Their music derives heavily off of production (beats, ad libs, autotune), with little to no depth. The incorporation of drugs such as marijuana, prescription pills, codeine, etc in their songs and music videos has created an increase in the already existing problem of the opioid crisis in the United States. While Hip Hop may have taken a dark turn as rappers discussing issues and making changes went underground and the catchy ones ended up going platinum, there exists a few popular rappers such as Kendrick Lamar and J.
Cole who made it to mainstream after the release of a few shallow songs, but kept out of the expanding decadent movement; Using the verbal dexterity similar to the MC’s from back in 1990, they talk about their lives in a non-materialistic viewpoint, and teach life lessons in their songs.Overall, there are two extremities regarding the transformation of hip hop. One side believes that Hip Hop originated off as a means for street artists to express black struggle with no desire for money or fame, but it ended up turning into party music for shallow listeners.

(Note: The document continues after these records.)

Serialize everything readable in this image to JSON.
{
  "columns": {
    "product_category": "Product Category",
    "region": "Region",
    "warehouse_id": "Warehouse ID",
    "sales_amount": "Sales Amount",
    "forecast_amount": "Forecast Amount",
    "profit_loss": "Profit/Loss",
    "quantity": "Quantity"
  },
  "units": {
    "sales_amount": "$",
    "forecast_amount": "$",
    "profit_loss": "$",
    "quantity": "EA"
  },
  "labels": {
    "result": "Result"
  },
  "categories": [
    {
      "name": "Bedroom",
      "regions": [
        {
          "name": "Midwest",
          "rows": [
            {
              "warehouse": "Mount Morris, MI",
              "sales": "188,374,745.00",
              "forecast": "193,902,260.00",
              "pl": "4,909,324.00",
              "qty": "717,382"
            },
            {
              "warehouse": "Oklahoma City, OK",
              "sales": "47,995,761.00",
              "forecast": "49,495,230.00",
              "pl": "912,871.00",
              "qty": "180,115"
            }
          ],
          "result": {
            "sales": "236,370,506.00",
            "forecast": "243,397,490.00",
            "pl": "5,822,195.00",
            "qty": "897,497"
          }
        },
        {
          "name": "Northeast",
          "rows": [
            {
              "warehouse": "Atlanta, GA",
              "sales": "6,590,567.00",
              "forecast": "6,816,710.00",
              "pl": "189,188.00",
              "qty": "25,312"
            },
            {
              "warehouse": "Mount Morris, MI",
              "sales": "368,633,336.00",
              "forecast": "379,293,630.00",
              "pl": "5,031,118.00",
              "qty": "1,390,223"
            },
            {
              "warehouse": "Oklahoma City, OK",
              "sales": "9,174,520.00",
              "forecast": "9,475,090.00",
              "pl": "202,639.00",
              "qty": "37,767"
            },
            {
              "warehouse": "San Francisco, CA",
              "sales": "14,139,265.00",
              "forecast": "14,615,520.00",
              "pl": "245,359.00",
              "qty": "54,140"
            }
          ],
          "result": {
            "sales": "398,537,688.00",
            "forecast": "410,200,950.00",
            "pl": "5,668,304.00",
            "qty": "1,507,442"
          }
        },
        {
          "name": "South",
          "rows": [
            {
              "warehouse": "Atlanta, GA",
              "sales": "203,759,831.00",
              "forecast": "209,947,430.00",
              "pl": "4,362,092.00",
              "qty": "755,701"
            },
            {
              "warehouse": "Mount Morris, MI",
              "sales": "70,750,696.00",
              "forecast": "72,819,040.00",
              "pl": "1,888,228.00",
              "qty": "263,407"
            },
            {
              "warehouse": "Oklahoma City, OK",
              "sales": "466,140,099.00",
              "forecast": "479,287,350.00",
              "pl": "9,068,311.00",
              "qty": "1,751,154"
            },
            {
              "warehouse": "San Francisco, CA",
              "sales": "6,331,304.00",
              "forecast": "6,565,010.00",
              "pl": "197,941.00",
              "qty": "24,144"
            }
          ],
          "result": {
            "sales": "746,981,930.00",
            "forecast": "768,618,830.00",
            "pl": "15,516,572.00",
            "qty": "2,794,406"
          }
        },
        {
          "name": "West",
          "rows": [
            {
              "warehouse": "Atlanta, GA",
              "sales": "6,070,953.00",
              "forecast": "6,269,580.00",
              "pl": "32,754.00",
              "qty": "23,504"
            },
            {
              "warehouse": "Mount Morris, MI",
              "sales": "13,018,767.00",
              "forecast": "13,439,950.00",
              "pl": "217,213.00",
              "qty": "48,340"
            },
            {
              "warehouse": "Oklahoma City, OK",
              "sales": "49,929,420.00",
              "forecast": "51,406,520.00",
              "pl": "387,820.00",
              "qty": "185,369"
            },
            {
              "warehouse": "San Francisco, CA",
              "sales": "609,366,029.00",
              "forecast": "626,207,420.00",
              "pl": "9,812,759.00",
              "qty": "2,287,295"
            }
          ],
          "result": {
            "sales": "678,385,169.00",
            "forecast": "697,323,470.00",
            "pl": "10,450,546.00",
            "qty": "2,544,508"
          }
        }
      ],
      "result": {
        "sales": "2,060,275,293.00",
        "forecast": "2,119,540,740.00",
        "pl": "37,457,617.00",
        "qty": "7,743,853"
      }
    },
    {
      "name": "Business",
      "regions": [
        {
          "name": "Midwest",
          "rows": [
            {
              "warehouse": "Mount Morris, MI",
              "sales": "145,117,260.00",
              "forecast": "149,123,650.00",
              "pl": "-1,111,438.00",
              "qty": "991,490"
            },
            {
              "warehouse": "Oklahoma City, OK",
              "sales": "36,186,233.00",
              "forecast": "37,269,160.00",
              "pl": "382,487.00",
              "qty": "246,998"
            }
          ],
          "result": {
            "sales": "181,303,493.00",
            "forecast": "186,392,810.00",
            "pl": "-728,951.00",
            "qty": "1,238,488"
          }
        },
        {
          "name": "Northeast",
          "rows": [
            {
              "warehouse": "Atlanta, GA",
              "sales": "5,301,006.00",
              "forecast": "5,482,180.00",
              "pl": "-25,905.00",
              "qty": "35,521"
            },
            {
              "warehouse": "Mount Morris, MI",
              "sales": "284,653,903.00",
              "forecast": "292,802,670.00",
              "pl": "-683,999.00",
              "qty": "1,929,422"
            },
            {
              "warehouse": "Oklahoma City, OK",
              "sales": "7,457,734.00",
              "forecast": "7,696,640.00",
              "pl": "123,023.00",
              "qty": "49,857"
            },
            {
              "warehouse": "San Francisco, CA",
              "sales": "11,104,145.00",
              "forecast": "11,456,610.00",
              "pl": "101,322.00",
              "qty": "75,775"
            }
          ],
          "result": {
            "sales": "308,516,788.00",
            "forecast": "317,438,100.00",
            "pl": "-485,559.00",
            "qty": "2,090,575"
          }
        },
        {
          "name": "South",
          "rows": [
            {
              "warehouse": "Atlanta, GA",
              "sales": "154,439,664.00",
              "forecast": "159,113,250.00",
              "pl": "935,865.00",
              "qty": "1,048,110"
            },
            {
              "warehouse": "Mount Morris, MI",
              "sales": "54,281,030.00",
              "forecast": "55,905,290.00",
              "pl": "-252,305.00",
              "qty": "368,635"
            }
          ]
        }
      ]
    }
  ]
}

The other side argues that the improvement in production helps the audience feel the music better and that Hip Hop has improved through the years.